Stewardship has always been about two things to me—giving of time and talents—as well as a financial commitment. The time and talent part has been easy for Bill and me, first and mostly through music. For others that time and talent means other aspects of St John’s. We often speak about St John’s as a happy place. Some of you may attend regularly because it is the right thing to do. But I suspect more of you are committed to St. John’s because it is a joyful place, full of a supporting community. You are able to give of your time and talents in meaningful ways. You also sense the community and the support we receive from this community. We believe in St. John’s. We believe in what St. John’s offers as a worship and faith option in this area. We believe in St. John’s for its outreach, its striving for inclusivity, its witness as to what I personally think the church must be in these difficult times we now live in.

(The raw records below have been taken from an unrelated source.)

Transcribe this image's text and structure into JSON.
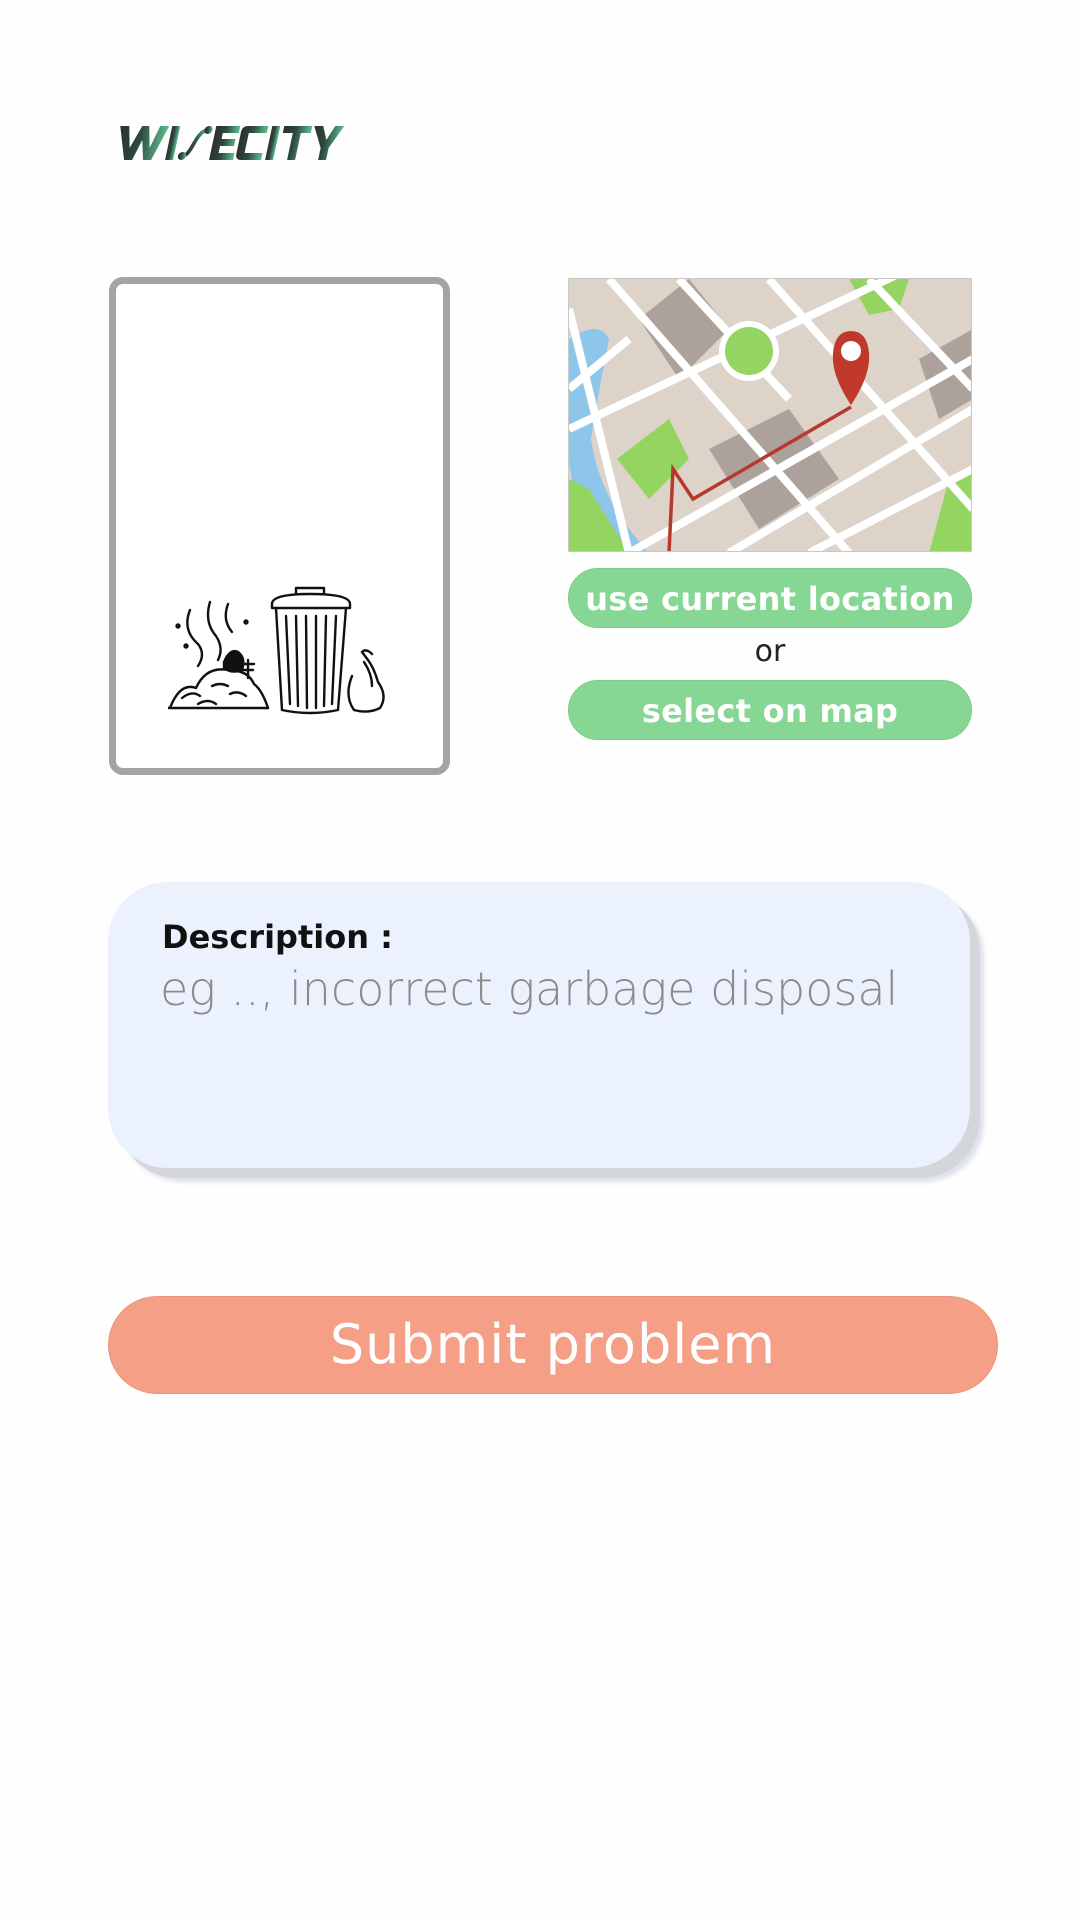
{
  "brand": {
    "logo_text": "WISECITY"
  },
  "photo": {
    "illustration_icon": "garbage-trash-can-icon"
  },
  "location": {
    "map_icon": "map-pin-icon",
    "use_current_label": "use current location",
    "or_label": "or",
    "select_on_map_label": "select on map"
  },
  "description": {
    "label": "Description :",
    "value": "",
    "placeholder": "eg .., incorrect garbage disposal"
  },
  "submit": {
    "label": "Submit problem"
  },
  "colors": {
    "location_button": "#86d694",
    "submit_button": "#f59f87",
    "description_background": "#ebf1fd",
    "brand_dark": "#2f3a36",
    "brand_accent": "#4caf86"
  }
}
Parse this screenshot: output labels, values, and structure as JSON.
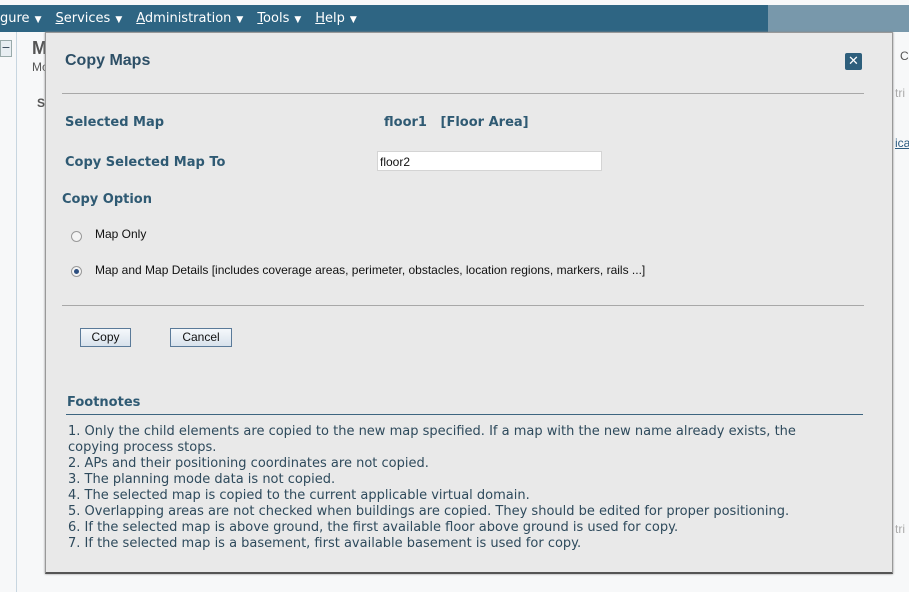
{
  "nav": {
    "items": [
      {
        "label": "gure"
      },
      {
        "label": "Services",
        "u": "S",
        "rest": "ervices"
      },
      {
        "label": "Administration",
        "u": "A",
        "rest": "dministration"
      },
      {
        "label": "Tools",
        "u": "T",
        "rest": "ools"
      },
      {
        "label": "Help",
        "u": "H",
        "rest": "elp"
      }
    ],
    "caret": "▼"
  },
  "background": {
    "m": "M",
    "mc": "Mc",
    "s": "S",
    "c": "C",
    "tri1": "tri",
    "ica": "ica",
    "tri2": "tri",
    "collapse": "−"
  },
  "dialog": {
    "title": "Copy Maps",
    "close": "✕",
    "selected_map_label": "Selected Map",
    "selected_map_value": "floor1   [Floor Area]",
    "copy_to_label": "Copy Selected Map To",
    "copy_to_value": "floor2",
    "copy_option_label": "Copy Option",
    "options": [
      {
        "label": "Map Only",
        "selected": false
      },
      {
        "label": "Map and Map Details [includes coverage areas, perimeter, obstacles, location regions, markers, rails ...]",
        "selected": true
      }
    ],
    "copy_button": "Copy",
    "cancel_button": "Cancel",
    "footnotes_title": "Footnotes",
    "footnotes": [
      "1. Only the child elements are copied to the new map specified. If a map with the new name already exists, the copying process stops.",
      "2. APs and their positioning coordinates are not copied.",
      "3. The planning mode data is not copied.",
      "4. The selected map is copied to the current applicable virtual domain.",
      "5. Overlapping areas are not checked when buildings are copied. They should be edited for proper positioning.",
      "6. If the selected map is above ground, the first available floor above ground is used for copy.",
      "7. If the selected map is a basement, first available basement is used for copy."
    ]
  },
  "colors": {
    "nav": "#2e6583",
    "accent": "#2f5a73",
    "dialog_bg": "#e9e9e9"
  }
}
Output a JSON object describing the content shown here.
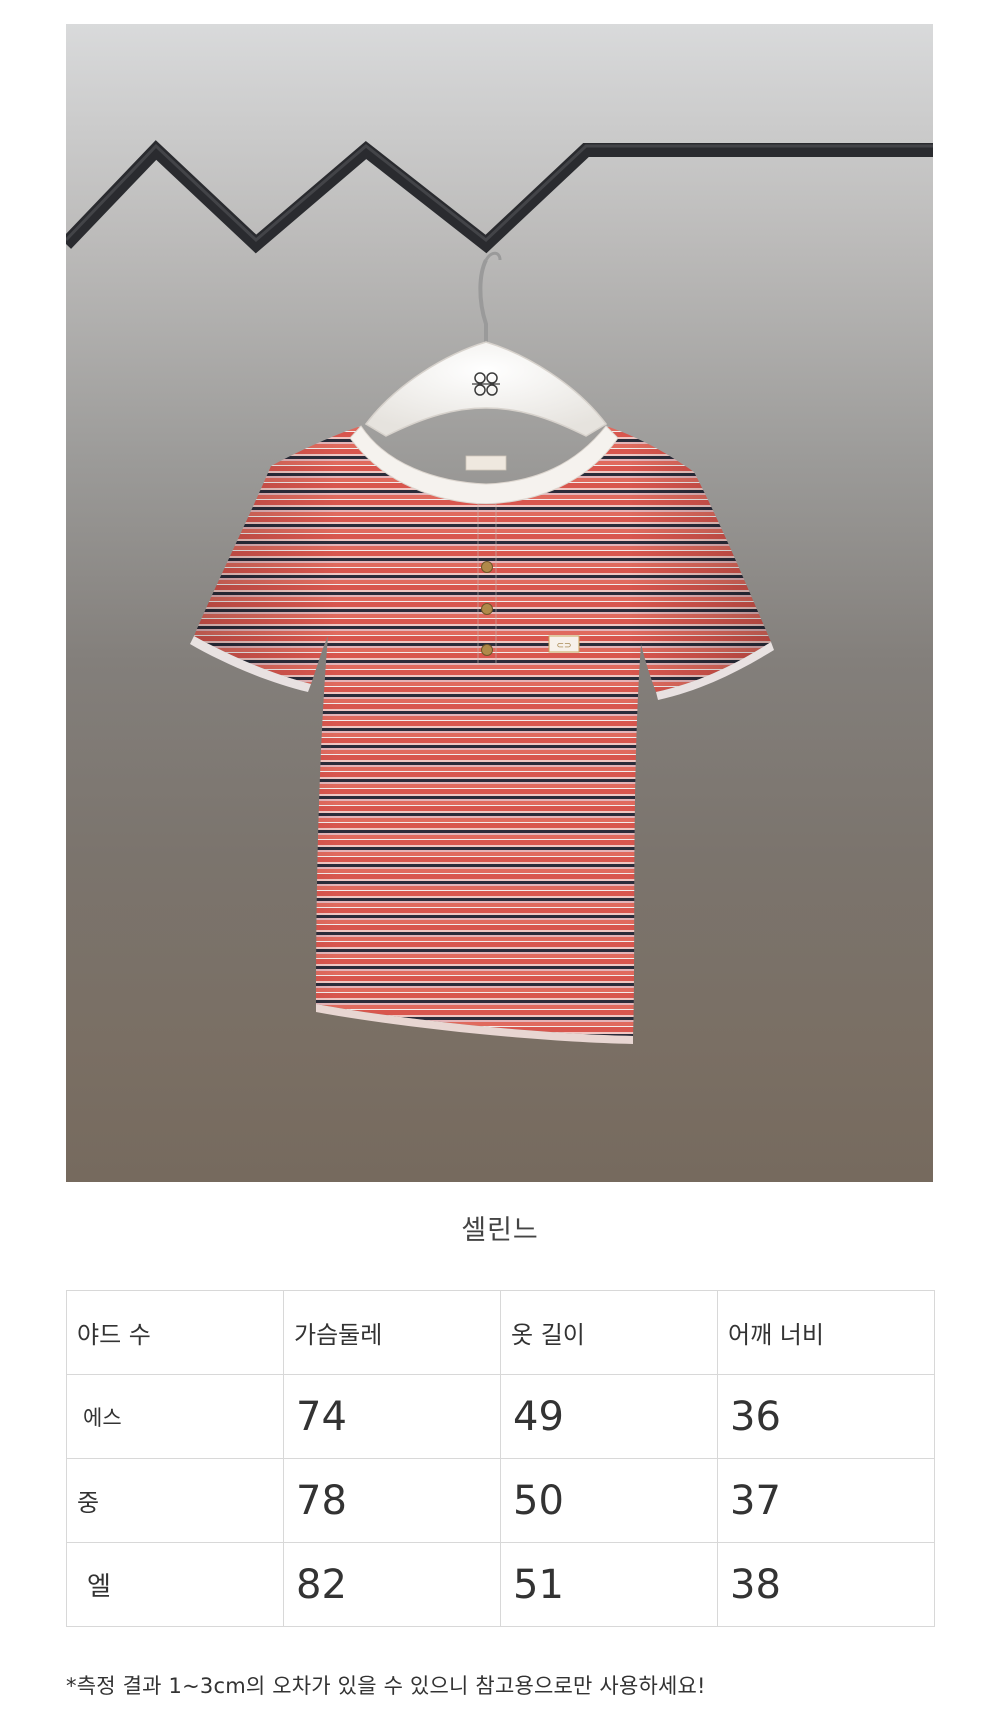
{
  "product": {
    "title": "셀린느",
    "image_alt": "striped short-sleeve henley t-shirt on hanger",
    "hanger_logo_icon": "logo-icon"
  },
  "size_table": {
    "headers": [
      "야드 수",
      "가슴둘레",
      "옷 길이",
      "어깨 너비"
    ],
    "rows": [
      {
        "label": "에스",
        "values": [
          "74",
          "49",
          "36"
        ]
      },
      {
        "label": "중",
        "values": [
          "78",
          "50",
          "37"
        ]
      },
      {
        "label": "엘",
        "values": [
          "82",
          "51",
          "38"
        ]
      }
    ]
  },
  "note": "*측정 결과 1~3cm의 오차가 있을 수 있으니 참고용으로만 사용하세요!",
  "colors": {
    "stripe_red": "#d8564e",
    "stripe_navy": "#2b2c3a",
    "stripe_white": "#f3ecec",
    "collar": "#f5f2ee",
    "rail": "#2a2b2f"
  }
}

As I mentioned, the time and talent part for us has been the easy part. The financial stewardship journey has not been the easy part. As a household we have used our financial resources mostly for things we believe in. For those that know us well, that does not include cars, furniture, or landscaping. Instead it is education—and liberal arts education, sending Brendan and Allynn to hideously expensive liberal arts schools—music and dance lessons, along with purchasing high quality (and expensive) instruments, supporting arts organizations, and traveling—mostly to watch our kids perform while in college. You make room in your budget for the things you make room for in your heart. The 6th chapter of Matthew’s gospel reminds us, “Where your treasure is, there will your heart be also.” Somewhere along my journey from cringing at the thought of financial stewardship to making that commitment, St. John’s captured my heart.